# TASK OBJECTIVE:
Retype each line of the listing. Do not alter anything.

# RECORDS SUPPLIED:
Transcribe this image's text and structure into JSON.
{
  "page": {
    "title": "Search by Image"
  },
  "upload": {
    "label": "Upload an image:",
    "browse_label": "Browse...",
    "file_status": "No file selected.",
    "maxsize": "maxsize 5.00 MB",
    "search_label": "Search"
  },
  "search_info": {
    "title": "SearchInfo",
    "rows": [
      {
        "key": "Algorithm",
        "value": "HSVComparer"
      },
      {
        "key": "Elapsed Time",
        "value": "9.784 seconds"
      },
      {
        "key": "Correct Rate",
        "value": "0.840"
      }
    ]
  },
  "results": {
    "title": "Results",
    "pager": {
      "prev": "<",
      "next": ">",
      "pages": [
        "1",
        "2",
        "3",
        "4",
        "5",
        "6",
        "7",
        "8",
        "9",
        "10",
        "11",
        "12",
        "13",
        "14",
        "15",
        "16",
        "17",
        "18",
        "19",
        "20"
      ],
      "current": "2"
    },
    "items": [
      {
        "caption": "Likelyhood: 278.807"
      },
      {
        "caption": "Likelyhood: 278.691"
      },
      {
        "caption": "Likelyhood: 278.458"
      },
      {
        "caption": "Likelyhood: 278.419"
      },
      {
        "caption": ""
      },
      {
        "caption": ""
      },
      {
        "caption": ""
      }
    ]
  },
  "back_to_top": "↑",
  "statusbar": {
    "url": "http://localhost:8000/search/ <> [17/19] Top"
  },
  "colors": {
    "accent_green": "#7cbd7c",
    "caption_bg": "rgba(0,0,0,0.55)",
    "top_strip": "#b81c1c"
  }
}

# RESPONSE BOX:
Transcribe this image's text and structure into JSON.
{
  "page": {
    "title": "Search by Image"
  },
  "upload": {
    "label": "Upload an image:",
    "browse_label": "Browse...",
    "file_status": "No file selected.",
    "maxsize": "maxsize 5.00 MB",
    "search_label": "Search"
  },
  "search_info": {
    "title": "SearchInfo",
    "rows": [
      {
        "key": "Algorithm",
        "value": "HSVComparer"
      },
      {
        "key": "Elapsed Time",
        "value": "9.784 seconds"
      },
      {
        "key": "Correct Rate",
        "value": "0.840"
      }
    ]
  },
  "results": {
    "title": "Results",
    "pager": {
      "prev": "<",
      "next": ">",
      "pages": [
        "1",
        "2",
        "3",
        "4",
        "5",
        "6",
        "7",
        "8",
        "9",
        "10",
        "11",
        "12",
        "13",
        "14",
        "15",
        "16",
        "17",
        "18",
        "19",
        "20"
      ],
      "current": "2"
    },
    "items": [
      {
        "caption": "Likelyhood: 278.807"
      },
      {
        "caption": "Likelyhood: 278.691"
      },
      {
        "caption": "Likelyhood: 278.458"
      },
      {
        "caption": "Likelyhood: 278.419"
      },
      {
        "caption": ""
      },
      {
        "caption": ""
      },
      {
        "caption": ""
      }
    ]
  },
  "back_to_top": "↑",
  "statusbar": {
    "url": "http://localhost:8000/search/ <> [17/19] Top"
  },
  "colors": {
    "accent_green": "#7cbd7c",
    "caption_bg": "rgba(0,0,0,0.55)",
    "top_strip": "#b81c1c"
  }
}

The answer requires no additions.